# ABOUT THIS TASK:
In the listing that follows, give every line again exactly and omit the pictures.

# EXERCISE INPUTS:
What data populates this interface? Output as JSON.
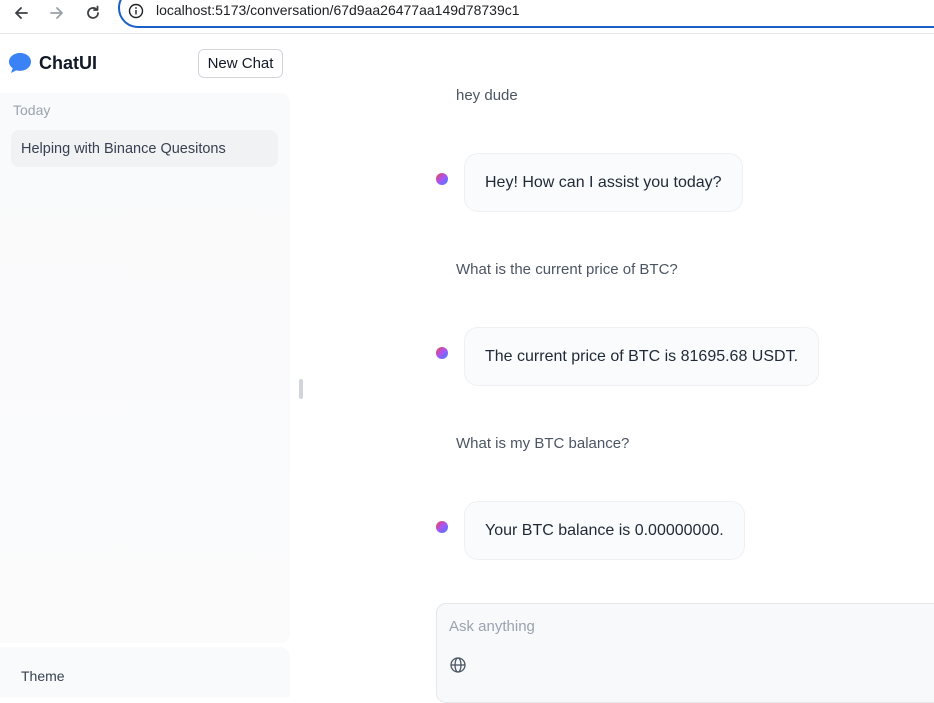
{
  "browser": {
    "url": "localhost:5173/conversation/67d9aa26477aa149d78739c1"
  },
  "sidebar": {
    "app_name": "ChatUI",
    "new_chat_label": "New Chat",
    "group_label": "Today",
    "conversations": [
      {
        "title": "Helping with Binance Quesitons"
      }
    ],
    "theme_label": "Theme"
  },
  "messages": [
    {
      "role": "user",
      "text": "hey dude"
    },
    {
      "role": "assistant",
      "text": "Hey! How can I assist you today?"
    },
    {
      "role": "user",
      "text": "What is the current price of BTC?"
    },
    {
      "role": "assistant",
      "text": "The current price of BTC is 81695.68 USDT."
    },
    {
      "role": "user",
      "text": "What is my BTC balance?"
    },
    {
      "role": "assistant",
      "text": "Your BTC balance is 0.00000000."
    }
  ],
  "composer": {
    "placeholder": "Ask anything",
    "value": ""
  },
  "colors": {
    "accent": "#3b82f6",
    "address_focus": "#1a5fc7"
  },
  "icons": [
    "back-icon",
    "forward-icon",
    "reload-icon",
    "info-icon",
    "chat-bubble-icon",
    "globe-icon"
  ]
}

# SOLUTION TO THIS EXERCISE:
What data populates this interface? Output as JSON.
{
  "browser": {
    "url": "localhost:5173/conversation/67d9aa26477aa149d78739c1"
  },
  "sidebar": {
    "app_name": "ChatUI",
    "new_chat_label": "New Chat",
    "group_label": "Today",
    "conversations": [
      {
        "title": "Helping with Binance Quesitons"
      }
    ],
    "theme_label": "Theme"
  },
  "messages": [
    {
      "role": "user",
      "text": "hey dude"
    },
    {
      "role": "assistant",
      "text": "Hey! How can I assist you today?"
    },
    {
      "role": "user",
      "text": "What is the current price of BTC?"
    },
    {
      "role": "assistant",
      "text": "The current price of BTC is 81695.68 USDT."
    },
    {
      "role": "user",
      "text": "What is my BTC balance?"
    },
    {
      "role": "assistant",
      "text": "Your BTC balance is 0.00000000."
    }
  ],
  "composer": {
    "placeholder": "Ask anything",
    "value": ""
  },
  "colors": {
    "accent": "#3b82f6",
    "address_focus": "#1a5fc7"
  },
  "icons": [
    "back-icon",
    "forward-icon",
    "reload-icon",
    "info-icon",
    "chat-bubble-icon",
    "globe-icon"
  ]
}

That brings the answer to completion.